[3.3] Kant and Foucault: The Architectonic Bridge

Old Main 1761, Moderated by Tim Fitzjohn

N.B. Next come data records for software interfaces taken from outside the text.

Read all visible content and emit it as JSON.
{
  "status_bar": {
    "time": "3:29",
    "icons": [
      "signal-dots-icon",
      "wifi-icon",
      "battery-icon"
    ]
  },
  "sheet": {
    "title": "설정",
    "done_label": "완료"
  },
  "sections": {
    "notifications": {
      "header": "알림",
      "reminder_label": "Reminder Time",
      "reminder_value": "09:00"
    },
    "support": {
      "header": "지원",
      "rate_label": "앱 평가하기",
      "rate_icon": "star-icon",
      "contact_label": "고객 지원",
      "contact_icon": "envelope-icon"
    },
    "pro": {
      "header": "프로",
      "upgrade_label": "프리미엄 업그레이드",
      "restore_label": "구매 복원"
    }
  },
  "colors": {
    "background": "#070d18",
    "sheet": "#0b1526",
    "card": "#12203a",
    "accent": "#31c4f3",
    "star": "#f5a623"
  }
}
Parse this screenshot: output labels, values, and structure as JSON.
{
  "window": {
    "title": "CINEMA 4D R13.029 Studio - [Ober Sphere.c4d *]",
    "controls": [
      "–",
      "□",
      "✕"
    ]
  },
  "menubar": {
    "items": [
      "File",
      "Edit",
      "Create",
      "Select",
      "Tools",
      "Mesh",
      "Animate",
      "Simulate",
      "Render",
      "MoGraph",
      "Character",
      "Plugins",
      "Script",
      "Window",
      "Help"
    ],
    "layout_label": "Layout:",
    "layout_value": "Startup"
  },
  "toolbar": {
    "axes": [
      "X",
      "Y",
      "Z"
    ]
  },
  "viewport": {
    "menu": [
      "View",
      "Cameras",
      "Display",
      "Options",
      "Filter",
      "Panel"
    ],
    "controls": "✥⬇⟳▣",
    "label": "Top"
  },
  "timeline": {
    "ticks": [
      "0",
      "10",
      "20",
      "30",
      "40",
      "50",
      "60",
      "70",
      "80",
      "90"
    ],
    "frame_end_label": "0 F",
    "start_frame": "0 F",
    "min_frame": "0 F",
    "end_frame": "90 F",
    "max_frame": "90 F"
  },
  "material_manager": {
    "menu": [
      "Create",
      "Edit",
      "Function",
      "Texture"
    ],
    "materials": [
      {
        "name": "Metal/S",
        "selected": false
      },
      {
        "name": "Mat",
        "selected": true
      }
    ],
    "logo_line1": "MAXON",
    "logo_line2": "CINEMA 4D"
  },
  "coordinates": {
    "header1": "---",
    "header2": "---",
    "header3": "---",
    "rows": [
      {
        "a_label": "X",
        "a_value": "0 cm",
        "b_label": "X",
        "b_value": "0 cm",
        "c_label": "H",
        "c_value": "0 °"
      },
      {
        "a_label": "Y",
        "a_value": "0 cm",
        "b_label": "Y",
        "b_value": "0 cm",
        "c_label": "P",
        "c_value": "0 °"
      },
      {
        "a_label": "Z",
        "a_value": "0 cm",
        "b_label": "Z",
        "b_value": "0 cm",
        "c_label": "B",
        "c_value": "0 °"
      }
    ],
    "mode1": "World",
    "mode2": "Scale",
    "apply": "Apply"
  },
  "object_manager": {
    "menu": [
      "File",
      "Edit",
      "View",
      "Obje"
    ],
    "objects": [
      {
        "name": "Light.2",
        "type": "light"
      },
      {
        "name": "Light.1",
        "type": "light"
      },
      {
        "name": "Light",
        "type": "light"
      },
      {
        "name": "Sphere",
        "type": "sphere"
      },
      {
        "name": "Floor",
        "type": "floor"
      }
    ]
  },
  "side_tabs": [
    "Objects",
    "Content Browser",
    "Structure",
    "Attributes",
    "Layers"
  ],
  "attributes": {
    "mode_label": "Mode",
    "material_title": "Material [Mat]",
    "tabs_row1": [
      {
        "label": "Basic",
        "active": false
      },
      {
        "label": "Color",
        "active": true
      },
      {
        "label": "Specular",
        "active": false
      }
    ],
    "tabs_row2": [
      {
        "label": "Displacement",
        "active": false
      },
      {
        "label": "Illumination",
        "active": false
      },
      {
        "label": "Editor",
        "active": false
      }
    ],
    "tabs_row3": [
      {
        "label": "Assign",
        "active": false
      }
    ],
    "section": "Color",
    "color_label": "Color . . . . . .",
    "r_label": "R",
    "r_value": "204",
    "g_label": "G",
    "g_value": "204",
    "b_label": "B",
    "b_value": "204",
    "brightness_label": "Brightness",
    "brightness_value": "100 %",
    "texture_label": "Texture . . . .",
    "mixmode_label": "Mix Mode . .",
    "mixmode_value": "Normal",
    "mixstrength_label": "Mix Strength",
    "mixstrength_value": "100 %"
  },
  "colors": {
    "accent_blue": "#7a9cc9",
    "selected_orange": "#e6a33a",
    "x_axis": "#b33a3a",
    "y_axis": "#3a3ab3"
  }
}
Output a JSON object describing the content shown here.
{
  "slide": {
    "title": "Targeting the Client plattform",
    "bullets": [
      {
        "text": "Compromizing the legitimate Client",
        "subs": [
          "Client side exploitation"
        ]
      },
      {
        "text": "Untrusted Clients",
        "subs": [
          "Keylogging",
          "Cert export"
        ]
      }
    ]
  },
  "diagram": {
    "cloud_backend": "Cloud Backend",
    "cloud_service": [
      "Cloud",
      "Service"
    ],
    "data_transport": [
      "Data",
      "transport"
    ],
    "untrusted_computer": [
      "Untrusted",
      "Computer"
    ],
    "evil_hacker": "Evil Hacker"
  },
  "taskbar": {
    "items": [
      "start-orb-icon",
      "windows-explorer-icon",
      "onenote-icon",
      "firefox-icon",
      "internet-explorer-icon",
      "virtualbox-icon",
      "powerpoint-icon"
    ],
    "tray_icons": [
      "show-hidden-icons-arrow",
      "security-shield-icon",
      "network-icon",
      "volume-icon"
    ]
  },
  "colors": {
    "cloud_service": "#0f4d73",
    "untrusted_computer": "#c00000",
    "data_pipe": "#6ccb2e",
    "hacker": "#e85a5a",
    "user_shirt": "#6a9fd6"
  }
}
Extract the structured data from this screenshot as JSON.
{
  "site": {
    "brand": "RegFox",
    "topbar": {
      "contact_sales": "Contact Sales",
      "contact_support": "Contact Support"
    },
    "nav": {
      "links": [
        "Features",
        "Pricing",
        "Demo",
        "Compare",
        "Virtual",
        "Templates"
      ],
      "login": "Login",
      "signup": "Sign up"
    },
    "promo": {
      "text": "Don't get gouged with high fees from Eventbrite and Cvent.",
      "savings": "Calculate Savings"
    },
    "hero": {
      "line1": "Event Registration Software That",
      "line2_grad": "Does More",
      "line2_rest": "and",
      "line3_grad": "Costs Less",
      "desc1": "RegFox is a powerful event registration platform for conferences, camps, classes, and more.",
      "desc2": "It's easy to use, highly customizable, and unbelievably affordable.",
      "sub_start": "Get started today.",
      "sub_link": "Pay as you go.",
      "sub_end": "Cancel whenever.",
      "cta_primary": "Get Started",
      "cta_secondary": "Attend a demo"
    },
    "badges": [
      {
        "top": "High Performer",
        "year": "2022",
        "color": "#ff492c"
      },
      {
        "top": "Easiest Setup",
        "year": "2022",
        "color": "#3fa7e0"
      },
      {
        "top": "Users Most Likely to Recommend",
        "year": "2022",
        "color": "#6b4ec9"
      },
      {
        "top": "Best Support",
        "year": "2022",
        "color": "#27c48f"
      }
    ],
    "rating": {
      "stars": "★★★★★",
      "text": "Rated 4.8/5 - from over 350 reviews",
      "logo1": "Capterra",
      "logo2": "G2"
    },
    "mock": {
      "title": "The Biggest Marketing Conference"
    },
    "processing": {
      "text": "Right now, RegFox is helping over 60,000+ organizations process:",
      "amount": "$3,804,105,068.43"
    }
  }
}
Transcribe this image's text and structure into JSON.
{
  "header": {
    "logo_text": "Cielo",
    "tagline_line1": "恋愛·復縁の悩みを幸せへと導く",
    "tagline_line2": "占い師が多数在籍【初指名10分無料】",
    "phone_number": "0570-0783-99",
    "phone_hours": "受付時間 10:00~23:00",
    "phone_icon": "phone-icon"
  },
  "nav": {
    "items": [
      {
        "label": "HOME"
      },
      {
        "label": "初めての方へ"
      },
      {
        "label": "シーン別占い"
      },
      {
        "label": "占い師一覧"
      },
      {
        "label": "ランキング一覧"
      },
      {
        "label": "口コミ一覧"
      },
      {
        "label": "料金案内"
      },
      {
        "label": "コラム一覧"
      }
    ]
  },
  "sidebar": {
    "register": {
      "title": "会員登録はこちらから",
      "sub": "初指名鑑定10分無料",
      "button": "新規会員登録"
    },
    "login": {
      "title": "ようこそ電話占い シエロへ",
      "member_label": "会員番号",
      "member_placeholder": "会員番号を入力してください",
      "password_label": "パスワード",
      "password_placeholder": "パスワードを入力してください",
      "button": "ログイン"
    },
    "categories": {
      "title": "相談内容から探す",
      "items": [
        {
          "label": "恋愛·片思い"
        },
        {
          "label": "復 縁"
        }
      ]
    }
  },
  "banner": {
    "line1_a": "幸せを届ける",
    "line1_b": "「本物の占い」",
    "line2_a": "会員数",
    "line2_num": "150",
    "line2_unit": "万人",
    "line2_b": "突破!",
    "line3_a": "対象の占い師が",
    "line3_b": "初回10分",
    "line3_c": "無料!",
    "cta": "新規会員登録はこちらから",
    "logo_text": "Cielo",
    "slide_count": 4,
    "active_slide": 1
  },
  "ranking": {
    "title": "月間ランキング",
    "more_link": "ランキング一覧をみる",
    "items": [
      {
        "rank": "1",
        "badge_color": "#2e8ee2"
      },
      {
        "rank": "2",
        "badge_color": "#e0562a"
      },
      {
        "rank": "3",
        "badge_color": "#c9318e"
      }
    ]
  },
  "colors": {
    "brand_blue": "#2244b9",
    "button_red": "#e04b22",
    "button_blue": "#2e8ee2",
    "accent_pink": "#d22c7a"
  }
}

What is reason, and what does it mean for us to come ‘to know’ something? To shed light on the nature of (scientific) knowledge, and the acquisition of such, I will examine the notion of pure reason as developed in Kant’s First Critique. In this conception of a pure science, reason culminates in the ‘architectonic’ whereby pure reason itself—as an “art of systems” (A832/B860)—strives to achieve unity between the subject’s knowledge and the factical, empirical state of the phenomenal world. To show this, I will elucidate the Kantian paradigm by surveying some major aspects of reason derived in the Critique of Pure Reason: namely, the regulative role of reason and its transcendental principles; the unity of the subject’s cognition; and, the pursuit for empirical knowledge of the world—where the necessary connections which constitute the unity of cognition are brought into a harmony with “the whole of knowledge” (B674). Subsequently, I will provide an analysis of Kant’s position through the lens of Michel Foucault’s critical genealogy. Insofar as he takes scientific knowledge and practice to constitute a mere apparatus of disciplinary mechanisms, I will illustrate Foucault’s method as it relates to scientific knowledge and expertise derived via the emergent architectonic processes of the human sciences. Finally, I will assess the impact and success of Foucault’s criticism to, perchance, enhance our understanding of reason’s place in contemporary society. In this way, I will elaborate the individual’s relation to the normative and hierarchical (scientific) apparatuses that generate these disciplinary functions.